Extract all lines that hold "icon" from the records below.

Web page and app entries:
· · · · ·

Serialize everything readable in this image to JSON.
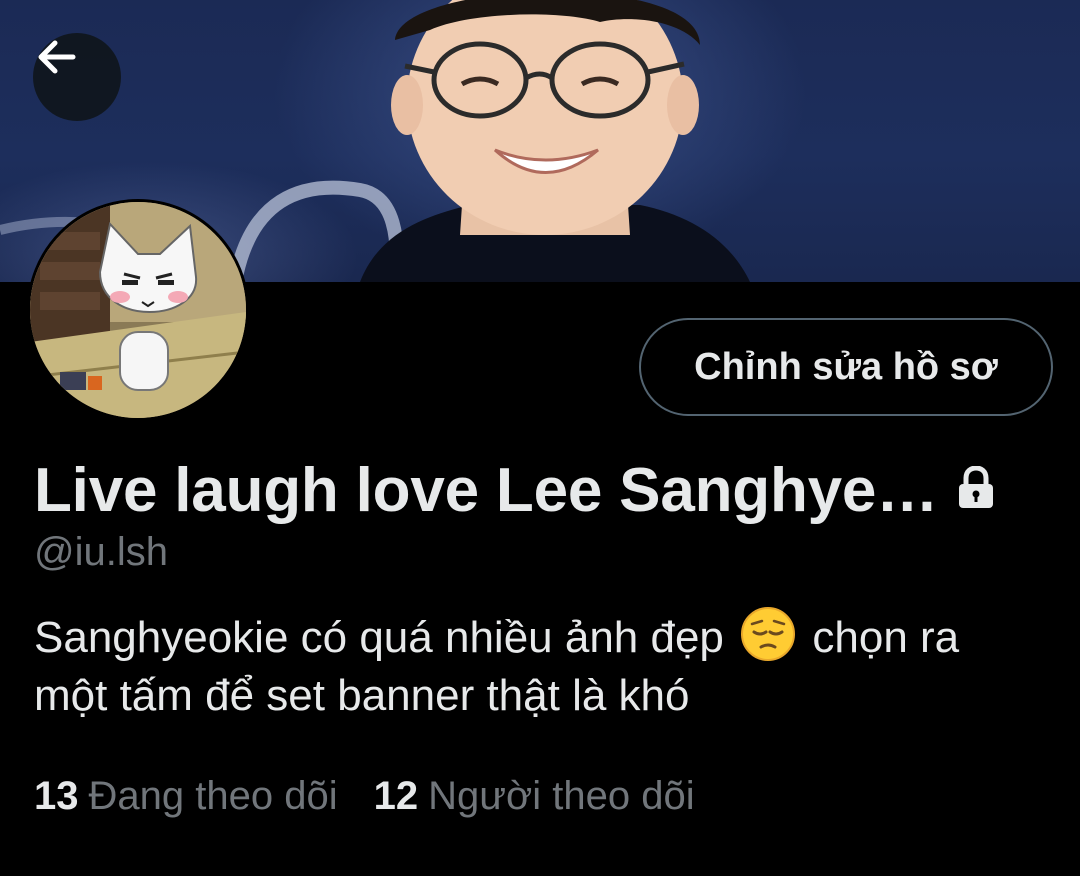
{
  "profile": {
    "display_name": "Live laugh love Lee Sanghye…",
    "handle": "@iu.lsh",
    "bio_part1": "Sanghyeokie có quá nhiều ảnh đẹp",
    "bio_part2": "chọn ra một tấm để set banner thật là khó",
    "bio_emoji": "pensive-face-emoji",
    "locked_icon": "lock-icon"
  },
  "actions": {
    "edit_profile_label": "Chỉnh sửa hồ sơ",
    "back_icon": "back-arrow-icon"
  },
  "stats": {
    "following_count": "13",
    "following_label": "Đang theo dõi",
    "followers_count": "12",
    "followers_label": "Người theo dõi"
  },
  "colors": {
    "background": "#000000",
    "primary_text": "#e7e9ea",
    "secondary_text": "#71767b",
    "button_border": "#536471",
    "banner_blue": "#1d2e5c"
  }
}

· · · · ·

Exercise output:
    "locked_icon": "lock-icon"
    "back_icon": "back-arrow-icon"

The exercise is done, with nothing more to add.